Even the most conservative forecasts predict massive growth. The figures that are handled exceed 11 billion dollars in advertising in 2017, from 4.7 billion in 2012. Advertising in social networks is a new and growing market, which still does not exceed between 1% and 10% Of the publicity budgets of the majority of the advertisers, which presents enormous possibilities of growth, but also continues to leave us some doubts on the matter.

The increasing use of mobility will be an element that drives its growth. Both Twitter and Facebook have already surpassed the 50% mark of mobile use, and seen the increasing penetration of mobile devices, growth is assured. Mobility accounted for 11% of Facebook’s revenue in 2012, and that its mobile advertising products were not put on the market until the end of the second quarter. Already in the fourth quarter, the weight in its income statement had reached 23%. Twitter is now announcing that its mobile revenues have surpassed those coming from traditional desktops.

The question would be, Is this growth in line with the true effectiveness of mobile advertising on social networks, or is it just responding to the current boom that leads thousands of companies, brands and advertisers to try and experiment on those channels? Is it a symptom of another bubble in the advertising business?

Although mobile advertising can be a great opportunity for social networks, the fact is that some data and conclusions from different studies provide us with interesting answers that reveal that despite the rise of mobile advertising, this type of ads do not They want to be seen by users or in painting. The DMA itself warned last year that for users, mobile advertising is intrusive, not even like those ads that appear in the apps (35%). In fact, according to YouGov, 4 out of 5 mobile users consider these ads as “annoying and annoying”; In addition, 88% directly ignore the advertising that appears in the applications.

Understood this, in spite of the growing popularity of social media advertising that will be served to mobile users, it may finally end in another failed attempt in that tireless quest to find new ways and channels to captivate the consumer, even if it is based on Interrupt the experience or become an intrusive element within it.

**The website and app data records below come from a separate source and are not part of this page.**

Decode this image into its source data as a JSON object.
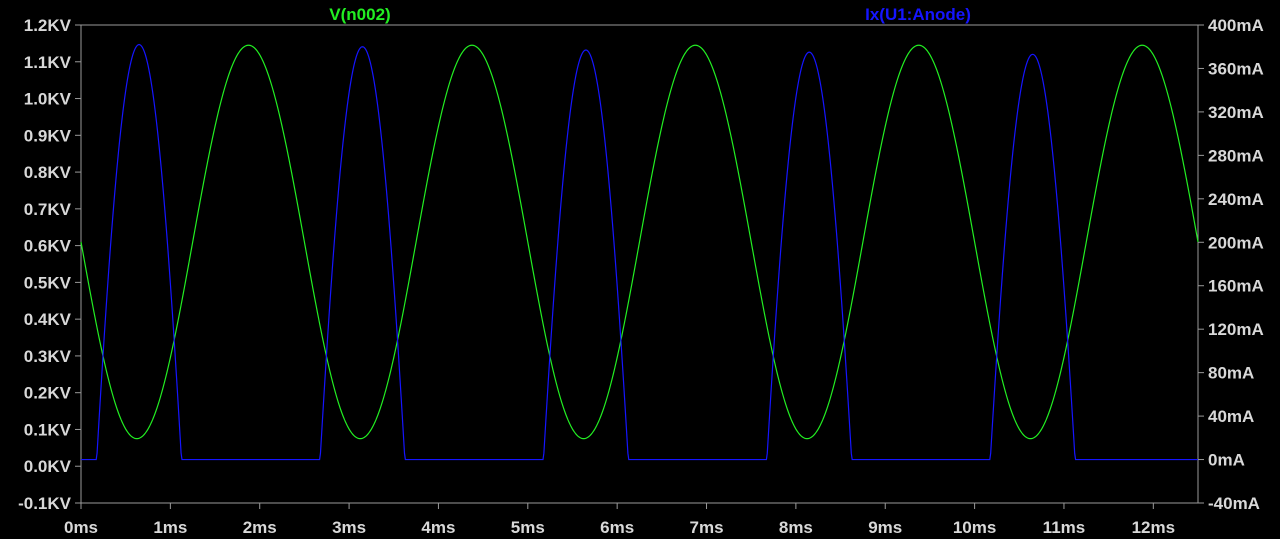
{
  "window": {
    "background": "#000000",
    "axis_color": "#9a9a9a",
    "text_color": "#d8d8d8"
  },
  "chart_data": {
    "type": "line",
    "xlabel": "",
    "x_ticks": [
      "0ms",
      "1ms",
      "2ms",
      "3ms",
      "4ms",
      "5ms",
      "6ms",
      "7ms",
      "8ms",
      "9ms",
      "10ms",
      "11ms",
      "12ms"
    ],
    "xlim_ms": [
      0,
      12.5
    ],
    "left_axis": {
      "unit": "KV",
      "ylim": [
        -0.1,
        1.2
      ],
      "ticks": [
        "-0.1KV",
        "0.0KV",
        "0.1KV",
        "0.2KV",
        "0.3KV",
        "0.4KV",
        "0.5KV",
        "0.6KV",
        "0.7KV",
        "0.8KV",
        "0.9KV",
        "1.0KV",
        "1.1KV",
        "1.2KV"
      ]
    },
    "right_axis": {
      "unit": "mA",
      "ylim": [
        -40,
        400
      ],
      "ticks": [
        "-40mA",
        "0mA",
        "40mA",
        "80mA",
        "120mA",
        "160mA",
        "200mA",
        "240mA",
        "280mA",
        "320mA",
        "360mA",
        "400mA"
      ]
    },
    "series": [
      {
        "name": "V(n002)",
        "color": "#22ee22",
        "axis": "left",
        "description": "sinusoid, period 2.5ms",
        "max": 1.145,
        "min": 0.075,
        "start_value": 0.6,
        "first_peak_ms": 1.875
      },
      {
        "name": "Ix(U1:Anode)",
        "color": "#1515ff",
        "axis": "right",
        "description": "clipped sinusoid, zero floor",
        "peaks": [
          [
            0.65,
            382
          ],
          [
            3.15,
            380
          ],
          [
            5.65,
            377
          ],
          [
            8.15,
            375
          ],
          [
            10.65,
            373
          ]
        ],
        "start_value": 40,
        "floor": 0
      }
    ]
  }
}
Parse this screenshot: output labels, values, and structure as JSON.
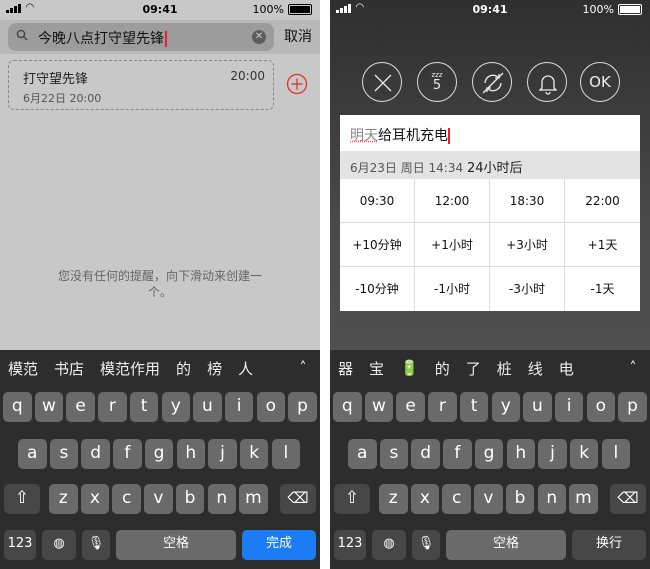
{
  "left": {
    "status": {
      "time": "09:41",
      "battery": "100%"
    },
    "search": {
      "value": "今晚八点打守望先锋",
      "cancel": "取消"
    },
    "item": {
      "title": "打守望先锋",
      "time": "20:00",
      "date": "6月22日 20:00"
    },
    "empty_message": "您没有任何的提醒，向下滑动来创建一个。",
    "keyboard": {
      "candidates": [
        "模范",
        "书店",
        "模范作用",
        "的",
        "榜",
        "人"
      ],
      "row1": [
        "q",
        "w",
        "e",
        "r",
        "t",
        "y",
        "u",
        "i",
        "o",
        "p"
      ],
      "row2": [
        "a",
        "s",
        "d",
        "f",
        "g",
        "h",
        "j",
        "k",
        "l"
      ],
      "row3": [
        "z",
        "x",
        "c",
        "v",
        "b",
        "n",
        "m"
      ],
      "num": "123",
      "space": "空格",
      "action": "完成"
    }
  },
  "right": {
    "status": {
      "time": "09:41",
      "battery": "100%"
    },
    "snooze_value": "5",
    "ok_label": "OK",
    "input": {
      "underlined": "明天",
      "text": "给耳机充电"
    },
    "info": {
      "date": "6月23日 周日 14:34",
      "relative": "24小时后"
    },
    "grid": [
      [
        "09:30",
        "12:00",
        "18:30",
        "22:00"
      ],
      [
        "+10分钟",
        "+1小时",
        "+3小时",
        "+1天"
      ],
      [
        "-10分钟",
        "-1小时",
        "-3小时",
        "-1天"
      ]
    ],
    "keyboard": {
      "candidates": [
        "器",
        "宝",
        "🔋",
        "的",
        "了",
        "桩",
        "线",
        "电"
      ],
      "row1": [
        "q",
        "w",
        "e",
        "r",
        "t",
        "y",
        "u",
        "i",
        "o",
        "p"
      ],
      "row2": [
        "a",
        "s",
        "d",
        "f",
        "g",
        "h",
        "j",
        "k",
        "l"
      ],
      "row3": [
        "z",
        "x",
        "c",
        "v",
        "b",
        "n",
        "m"
      ],
      "num": "123",
      "space": "空格",
      "action": "换行"
    }
  }
}
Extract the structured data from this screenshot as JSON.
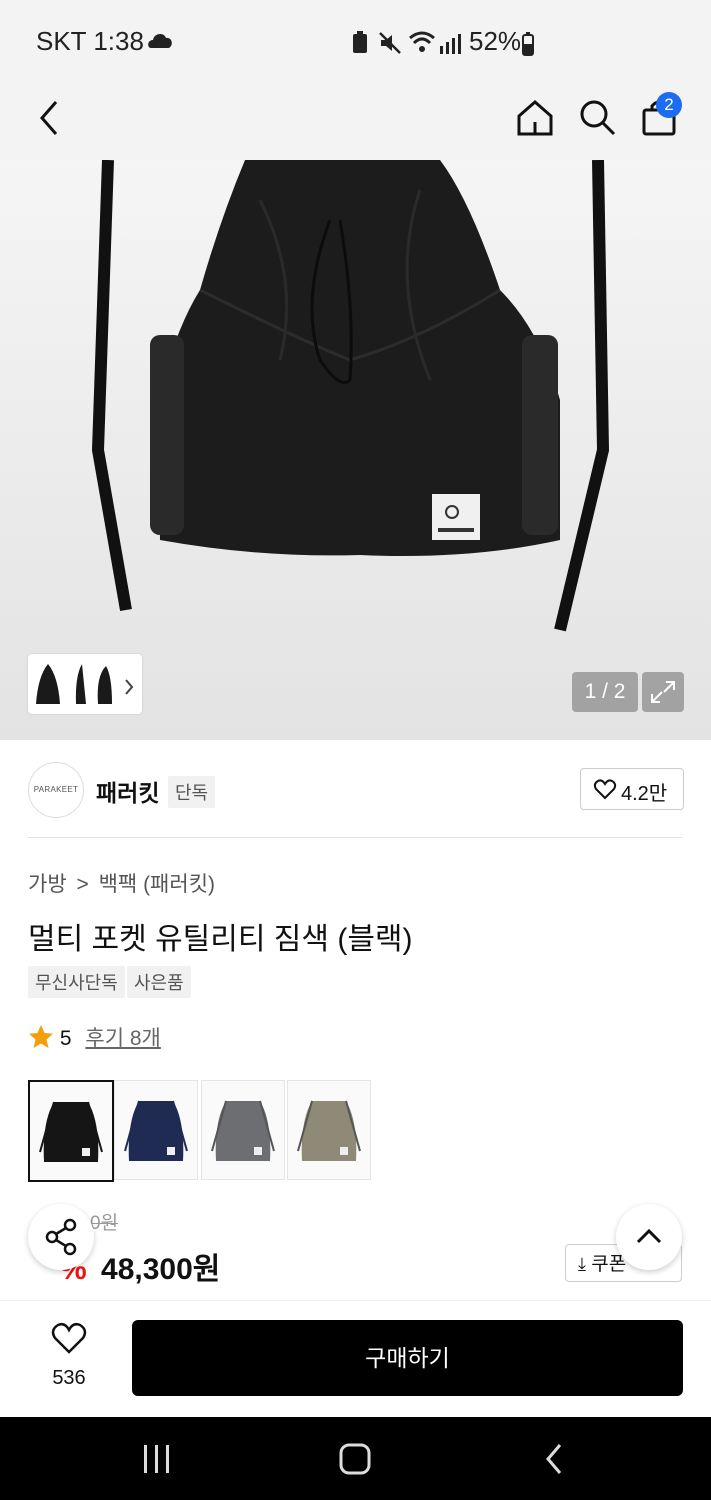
{
  "status_bar": {
    "carrier_time": "SKT 1:38",
    "battery": "52%"
  },
  "nav": {
    "cart_count": "2"
  },
  "gallery": {
    "counter": "1 / 2"
  },
  "brand": {
    "logo_text": "PARAKEET",
    "name": "패러킷",
    "exclusive_tag": "단독",
    "likes": "4.2만"
  },
  "breadcrumb": {
    "category": "가방",
    "separator": ">",
    "subcategory": "백팩 (패러킷)"
  },
  "product": {
    "title": "멀티 포켓 유틸리티 짐색 (블랙)",
    "tags": [
      "무신사단독",
      "사은품"
    ],
    "rating": "5",
    "reviews": "후기 8개",
    "colors": [
      "black",
      "navy",
      "gray",
      "beige"
    ],
    "original_price_partial": "0원",
    "discount_partial": "%",
    "sale_price": "48,300원",
    "coupon_label": "쿠폰"
  },
  "bottom_bar": {
    "wishlist_count": "536",
    "buy_label": "구매하기"
  },
  "colors": {
    "swatch_black": "#151515",
    "swatch_navy": "#1f2b52",
    "swatch_gray": "#6c6e72",
    "swatch_beige": "#8f8a78",
    "discount_red": "#f31110",
    "badge_blue": "#1d6cf0"
  }
}
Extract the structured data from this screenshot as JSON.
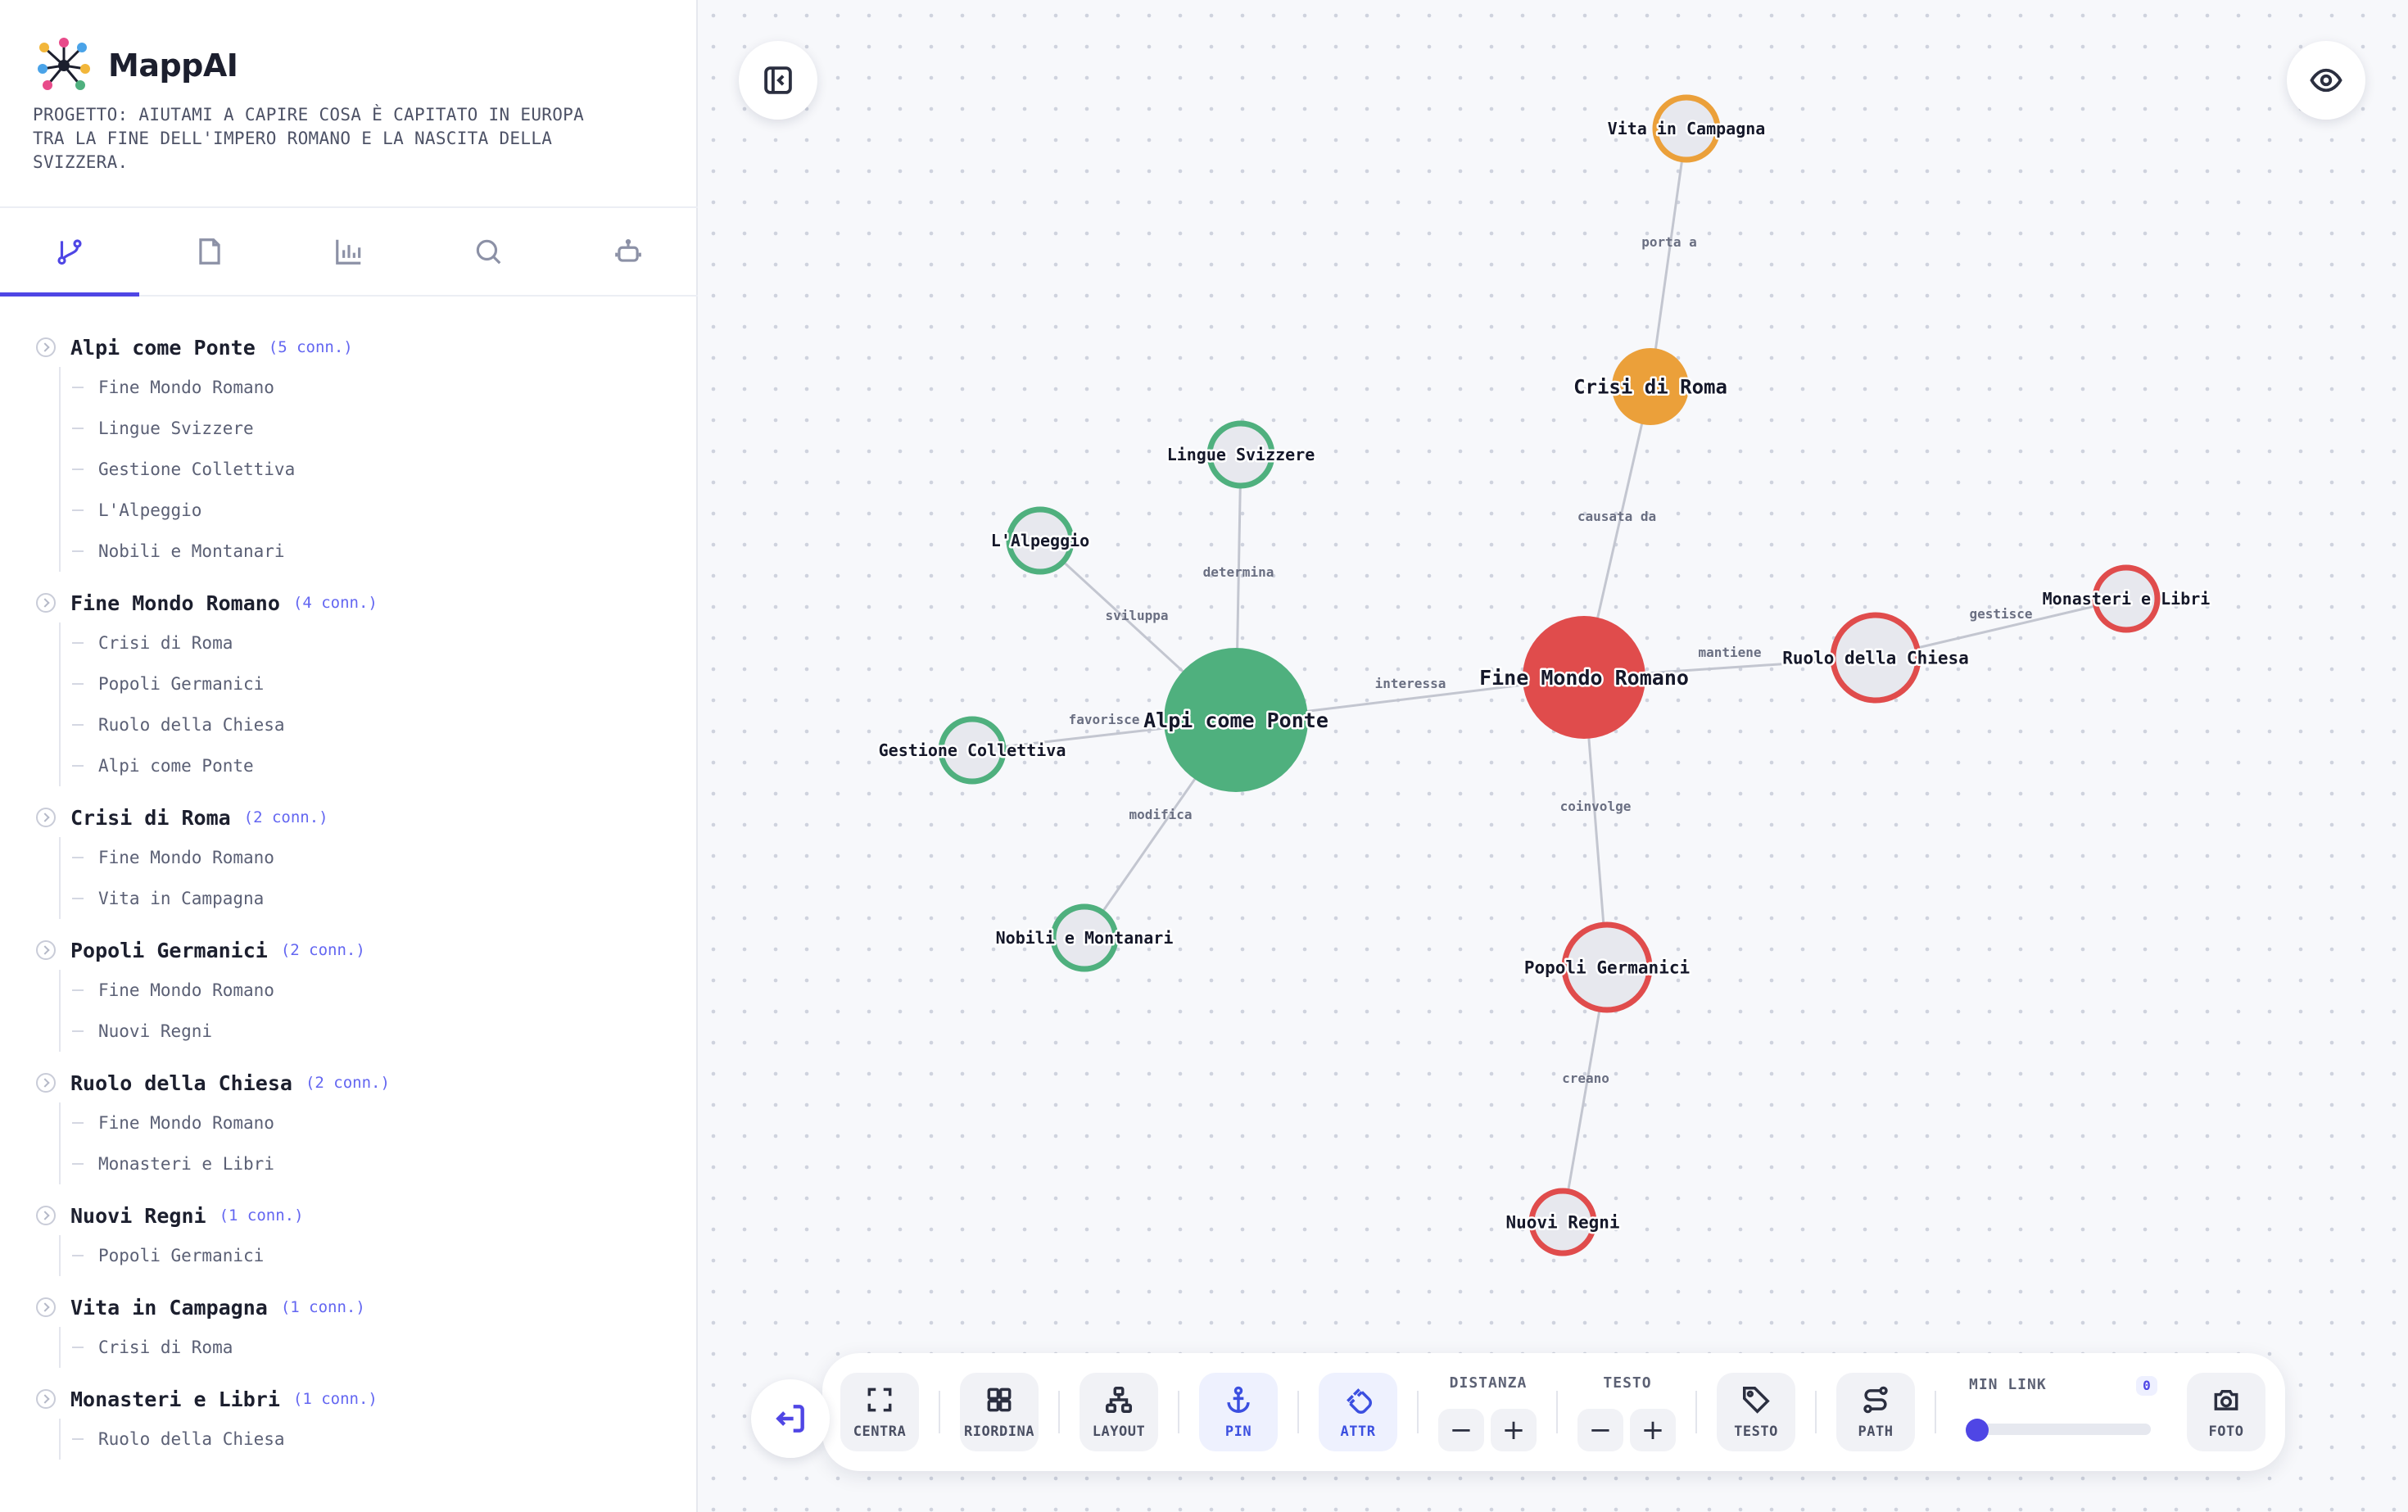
{
  "app": {
    "name": "MappAI",
    "project": "PROGETTO: AIUTAMI A CAPIRE COSA È CAPITATO IN EUROPA TRA LA FINE DELL'IMPERO ROMANO E LA NASCITA DELLA SVIZZERA."
  },
  "tabs": [
    {
      "icon": "git-branch-icon",
      "active": true
    },
    {
      "icon": "document-icon",
      "active": false
    },
    {
      "icon": "bar-chart-icon",
      "active": false
    },
    {
      "icon": "search-icon",
      "active": false
    },
    {
      "icon": "robot-icon",
      "active": false
    }
  ],
  "tree": [
    {
      "title": "Alpi come Ponte",
      "count": "(5 conn.)",
      "children": [
        "Fine Mondo Romano",
        "Lingue Svizzere",
        "Gestione Collettiva",
        "L'Alpeggio",
        "Nobili e Montanari"
      ]
    },
    {
      "title": "Fine Mondo Romano",
      "count": "(4 conn.)",
      "children": [
        "Crisi di Roma",
        "Popoli Germanici",
        "Ruolo della Chiesa",
        "Alpi come Ponte"
      ]
    },
    {
      "title": "Crisi di Roma",
      "count": "(2 conn.)",
      "children": [
        "Fine Mondo Romano",
        "Vita in Campagna"
      ]
    },
    {
      "title": "Popoli Germanici",
      "count": "(2 conn.)",
      "children": [
        "Fine Mondo Romano",
        "Nuovi Regni"
      ]
    },
    {
      "title": "Ruolo della Chiesa",
      "count": "(2 conn.)",
      "children": [
        "Fine Mondo Romano",
        "Monasteri e Libri"
      ]
    },
    {
      "title": "Nuovi Regni",
      "count": "(1 conn.)",
      "children": [
        "Popoli Germanici"
      ]
    },
    {
      "title": "Vita in Campagna",
      "count": "(1 conn.)",
      "children": [
        "Crisi di Roma"
      ]
    },
    {
      "title": "Monasteri e Libri",
      "count": "(1 conn.)",
      "children": [
        "Ruolo della Chiesa"
      ]
    }
  ],
  "graph": {
    "colors": {
      "green": "#4fb07e",
      "red": "#e04c4c",
      "orange": "#eba03a",
      "ring_fill": "#e7e8ee",
      "edge": "#c3c6d0"
    },
    "nodes": [
      {
        "id": "vita",
        "label": "Vita in Campagna",
        "color": "orange",
        "kind": "ring"
      },
      {
        "id": "crisi",
        "label": "Crisi di Roma",
        "color": "orange",
        "kind": "filled"
      },
      {
        "id": "lingue",
        "label": "Lingue Svizzere",
        "color": "green",
        "kind": "ring"
      },
      {
        "id": "alpeggio",
        "label": "L'Alpeggio",
        "color": "green",
        "kind": "ring"
      },
      {
        "id": "alpi",
        "label": "Alpi come Ponte",
        "color": "green",
        "kind": "filled"
      },
      {
        "id": "gestione",
        "label": "Gestione Collettiva",
        "color": "green",
        "kind": "ring"
      },
      {
        "id": "nobili",
        "label": "Nobili e Montanari",
        "color": "green",
        "kind": "ring"
      },
      {
        "id": "fine",
        "label": "Fine Mondo Romano",
        "color": "red",
        "kind": "filled"
      },
      {
        "id": "ruolo",
        "label": "Ruolo della Chiesa",
        "color": "red",
        "kind": "ring"
      },
      {
        "id": "monasteri",
        "label": "Monasteri e Libri",
        "color": "red",
        "kind": "ring"
      },
      {
        "id": "popoli",
        "label": "Popoli Germanici",
        "color": "red",
        "kind": "ring"
      },
      {
        "id": "nuovi",
        "label": "Nuovi Regni",
        "color": "red",
        "kind": "ring"
      }
    ],
    "edges": [
      {
        "from": "crisi",
        "to": "vita",
        "label": "porta a"
      },
      {
        "from": "fine",
        "to": "crisi",
        "label": "causata da"
      },
      {
        "from": "alpi",
        "to": "lingue",
        "label": "determina"
      },
      {
        "from": "alpi",
        "to": "alpeggio",
        "label": "sviluppa"
      },
      {
        "from": "alpi",
        "to": "fine",
        "label": "interessa"
      },
      {
        "from": "alpi",
        "to": "gestione",
        "label": "favorisce"
      },
      {
        "from": "alpi",
        "to": "nobili",
        "label": "modifica"
      },
      {
        "from": "fine",
        "to": "ruolo",
        "label": "mantiene"
      },
      {
        "from": "ruolo",
        "to": "monasteri",
        "label": "gestisce"
      },
      {
        "from": "fine",
        "to": "popoli",
        "label": "coinvolge"
      },
      {
        "from": "popoli",
        "to": "nuovi",
        "label": "creano"
      }
    ]
  },
  "canvas_buttons": {
    "collapse_icon": "sidebar-collapse-icon",
    "visibility_icon": "eye-icon",
    "exit_icon": "exit-icon"
  },
  "toolbar": {
    "centra": "CENTRA",
    "riordina": "RIORDINA",
    "layout": "LAYOUT",
    "pin": "PIN",
    "attr": "ATTR",
    "distanza": "DISTANZA",
    "testo_title": "TESTO",
    "testo": "TESTO",
    "path": "PATH",
    "min_link": "MIN LINK",
    "min_link_value": "0",
    "foto": "FOTO",
    "minus": "−",
    "plus": "+"
  }
}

According to the results of an online survey conducted by Asisle A, the context or environment in which online advertisements are published is a key factor for their visibility and receptivity. The conclusions of this study indicate that ads are perceived (54.5%) and have been more receptive to them (56.8%) when published in an online store than in a social network (21.8% and 17, 8% respectively). The same scheme works when looking at where they are most receptive to online ads.

When it comes to buying online, 85.1% of respondents recognize their receptivity to online ads for products or services they are considering buying. Few (61.9%) are receptive to additional products or services relevant to them, even if they are not currently considering their purchase, and may be focused on their purchasing interests and preferences.

That is why outside of social networks, mobile advertising searchers follow with its unstoppable growth . This is recognized by IgnitionOne in its quarterly analysis, with increases of 116% in tablets compared to the same period of the previous year (2nd quarter), and 106% in smartphones in the same period. If we compare these figures with the 7% increase in the total market for search engine advertising, there is no doubt that mobile devices are achieving an important place within this segment.

One more sign that mobile advertising outside of social networks does seem to work, but within them, their results, despite the growth experienced, do not seem to be as bright as many expected.